Bradley continues adapting, improves ball-handling and court vision


Bradley continues adapting, improves ball-handling and court vision

WALTHAM, Mass. – Just like Avery Bradley comes back each season with a new element in his basketball tool box, defenses have adapted to some degree to try and counter whatever Bradley is doing a better job at.

Before it was take away the mid-range shot and make him a 3-point shooter.
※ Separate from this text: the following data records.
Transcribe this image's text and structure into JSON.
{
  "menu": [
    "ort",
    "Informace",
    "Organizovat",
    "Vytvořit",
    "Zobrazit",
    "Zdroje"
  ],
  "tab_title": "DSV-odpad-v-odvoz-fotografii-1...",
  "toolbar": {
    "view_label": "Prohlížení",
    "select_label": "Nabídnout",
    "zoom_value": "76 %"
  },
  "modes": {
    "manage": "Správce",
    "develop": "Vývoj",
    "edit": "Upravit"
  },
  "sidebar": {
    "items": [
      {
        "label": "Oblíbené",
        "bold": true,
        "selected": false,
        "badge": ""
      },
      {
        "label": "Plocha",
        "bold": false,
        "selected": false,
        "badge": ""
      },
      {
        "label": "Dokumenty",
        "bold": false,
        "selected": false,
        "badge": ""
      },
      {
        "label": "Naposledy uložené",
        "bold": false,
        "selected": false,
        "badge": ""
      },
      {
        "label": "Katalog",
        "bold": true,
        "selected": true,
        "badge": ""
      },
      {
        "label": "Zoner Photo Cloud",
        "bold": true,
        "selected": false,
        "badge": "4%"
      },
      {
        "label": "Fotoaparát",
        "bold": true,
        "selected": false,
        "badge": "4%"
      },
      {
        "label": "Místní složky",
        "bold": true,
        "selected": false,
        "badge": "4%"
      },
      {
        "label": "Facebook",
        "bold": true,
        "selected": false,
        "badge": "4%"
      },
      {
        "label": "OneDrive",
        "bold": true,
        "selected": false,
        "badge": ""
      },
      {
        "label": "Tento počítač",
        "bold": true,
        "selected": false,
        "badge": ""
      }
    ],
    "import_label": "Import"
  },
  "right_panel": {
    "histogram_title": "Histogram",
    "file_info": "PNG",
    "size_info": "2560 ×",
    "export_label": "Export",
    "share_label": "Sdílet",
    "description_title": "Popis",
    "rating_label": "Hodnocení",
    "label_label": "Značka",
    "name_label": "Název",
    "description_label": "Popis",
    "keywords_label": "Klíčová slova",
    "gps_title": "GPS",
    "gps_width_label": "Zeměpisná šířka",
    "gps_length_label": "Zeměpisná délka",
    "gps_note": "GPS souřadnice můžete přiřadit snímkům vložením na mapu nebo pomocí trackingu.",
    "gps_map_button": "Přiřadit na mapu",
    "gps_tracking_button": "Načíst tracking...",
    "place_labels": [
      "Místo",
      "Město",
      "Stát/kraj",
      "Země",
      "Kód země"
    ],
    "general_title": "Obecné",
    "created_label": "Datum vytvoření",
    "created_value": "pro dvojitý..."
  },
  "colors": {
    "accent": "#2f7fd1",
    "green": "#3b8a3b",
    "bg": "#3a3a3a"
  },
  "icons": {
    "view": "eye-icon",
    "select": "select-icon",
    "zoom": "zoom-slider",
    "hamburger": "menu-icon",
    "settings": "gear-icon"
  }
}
Now it’s run him off the 3-point line by closing out hard and fast against him.

Well, running him off the 3-point line is actually playing into the hands of two areas of Bradley’s game that have seen significant growth during the offseason: ball-handling and court vision.

Bradley’s improvement in those areas has been evident in the preseason, something the seventh-year guard hopes to continue in the regular season opener on Wednesday against the Brooklyn Nets.

“I worked on my ball-handling a lot,” Bradley said. “Instead of doing all the Kyrie (Irving) stuff that trainers have people do, I tried to focus on just one or two moves, just perfecting a few moves that I can put into my game.”

What we’ve seen from Bradley is better sense of when to attack players with his ball-handling and when to use it as a set-up to get his teammates good shots.

He attributes both to the work he has put in and just becoming an older, more wiser player on the floor.

“I’m able to make plays for my teammates because I’m a lot more confident in my ball-handling, in my play-making and my decision-making," said the 25-year-old Bradley. "I feel a lot more comfortable out there.”

While it may not seem like that big a deal that Bradley’s putting the ball on the floor more and attacking off the dribble, it’s actually really important for this Celtics team.

With Bradley now looking to attack off the dribble more, that means that the Celtics now have a starting five – Isaiah Thomas, Bradley, Jae Crowder, Amir Johnson and Al Horford – with each player comfortable and confident in their ability to take most defenders and their respective positions, off the dribble.

That makes Boston a significantly better team offensively in terms of being highly unpredictable and to a larger degree, tougher to contain.

“He’s a great defender, one of the best in the NBA,” Boston’s Amir Johnson told CSNNE.com. “But people sleep on his offensive game. He can hit the corner 3s, wing 3s, pull-up jumpers … he can pretty much do it all out there. Now that he’s looking to get to the rim more, that just makes him and our team really, much better.”

Indeed, Bradley sounds as though he plans to continue probing different ways to generate points for the Celtics.

One approach he’ll surely take is to do a better job of taking advantage of the mistakes defenses make against him, like players who try and chase him off the 3-point line.

“Me being  a better 3-point shooter should challenge me to think the game a little more,” he said. “If it’s drawing fouls … I know I should be drawing more fouls from the 3-point line. There are times when people are just running out of control at me at the 3-point line. I have to be smarter.”

Bradley added, “I worked on that this summer. It’s translated in practice, so now it needs to translate in games.”